UTPD follows Clery Act to keep students informed

Ashley Liu

UT Safety Alert sent out an email last Friday to notify students of a physical altercation that took place off campus, where a student was punched in the back of the head. Although the incident took place off campus, UT was required to report it to students in compliance with the federal Jeanne Clery Act.

The origin of this law dates back to the 1986 rape and murder of Lehigh University student Jeanne Clery. The murder, which occurred in Jeanne’s dorm room, resulted in backlash against unreported crimes on college campuses across the nation. Jeanne’s parents filed a $25 million lawsuit against Lehigh. After settling out of court for an undisclosed amount, they used the settlement to help advocate for legislation requiring more transparency from universities concerning criminal activity on or surrounding campus.

The federal Jeanne Clery Act Disclosure of Campus Security Policy and Campus Statistics Act requires all universities who receive federal financial aid to disclose information about crime. A compliance statement was included at the top of Friday’s Safety Alert email.

“A Clery Act applies to crimes that happened within the boundaries of campus and areas that (are) immediately adjacent or accessible to campus,” Assistant Chief of Police Don Verett said. “It could even apply to a property that’s associated with UT like the Pickle Research Center.”

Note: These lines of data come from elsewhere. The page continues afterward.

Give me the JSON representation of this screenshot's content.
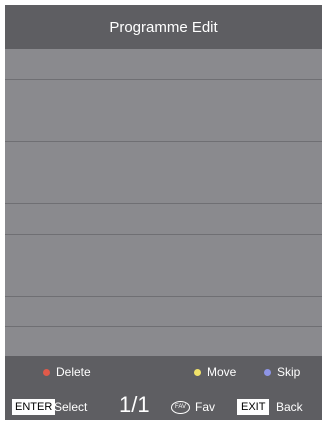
{
  "header": {
    "title": "Programme Edit"
  },
  "channel_list": {
    "rows": []
  },
  "color_keys": {
    "delete": {
      "label": "Delete",
      "color": "#e05a4a"
    },
    "move": {
      "label": "Move",
      "color": "#f1e36a"
    },
    "skip": {
      "label": "Skip",
      "color": "#8e95e6"
    }
  },
  "nav": {
    "enter_key": "ENTER",
    "select_label": "Select",
    "page_indicator": "1/1",
    "fav_key": "FAV",
    "fav_label": "Fav",
    "exit_key": "EXIT",
    "back_label": "Back"
  }
}
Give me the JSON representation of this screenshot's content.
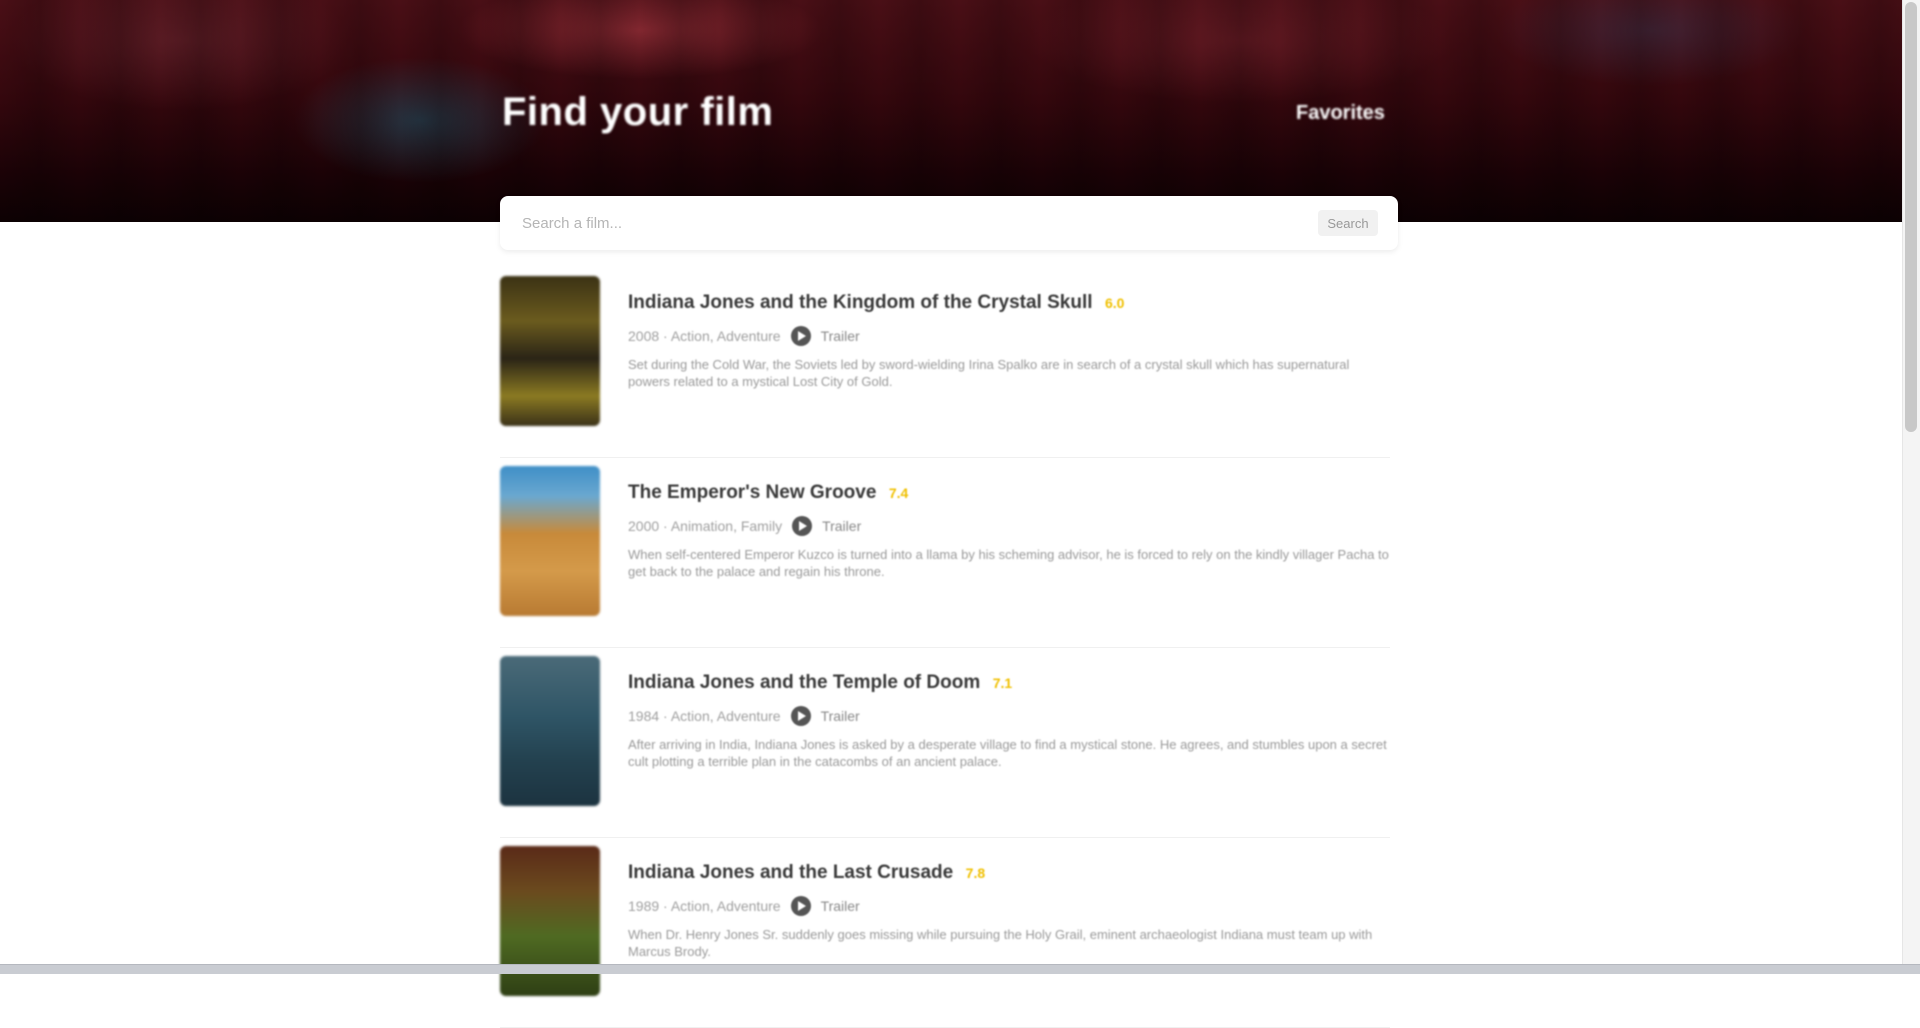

The Clery Act mandates institutions report on murder, sex offenses, robbery, aggravated assault, burglary, motor vehicle theft, arson, arrest, hate crimes and other notable incidents.

“If a Clery-defined crime happens in a Clery-reportable geography then we are required to put out a timely warning,” Verett said. “We have discretion over other crimes, but we try to warn the community about on-going threats to campus regardless … even if it’s just a weather alert.”

Biochemistry sophomore Jacquelyn Chan lives off campus and said she is glad to see existing policies that make the safety of her surroundings transparent.

“I walk home late alone every night,” Chan said. “I’m happy to hear that UTPD doesn’t sugarcoat the crimes around us and that they’re willing warn us about potential threats. College campuses, especially a big one like UT, can be quite messy.”

Verett said there are non-Clery crimes that UTPD has or could send out warnings about, such as bicycle theft trends or Peeping Toms.

Although police jurisdiction can overlap between UTPD and the Austin Police Department, Verett said students do not have to worry about who to contact and should just “call 911.”

Verett said notices are sent as soon as UTPD has relevant information.

“We put these notices out of abundance of caution,” Verett said. “We don’t put out a lot of them but they’re necessary to keep the community safe.”

Yasmine Kem, student security coordinator of the Division of Housing and Food Service, said it’s absolutely necessary for UTPD to report crimes even if they didn’t happen on campus.

“The majority of UT students live off-campus,” undeclared sophomore Kem said. “It’s scary to picture what it would be like if UTPD didn’t have to tell us about ongoing crimes and threats just because it didn’t happen in a class.”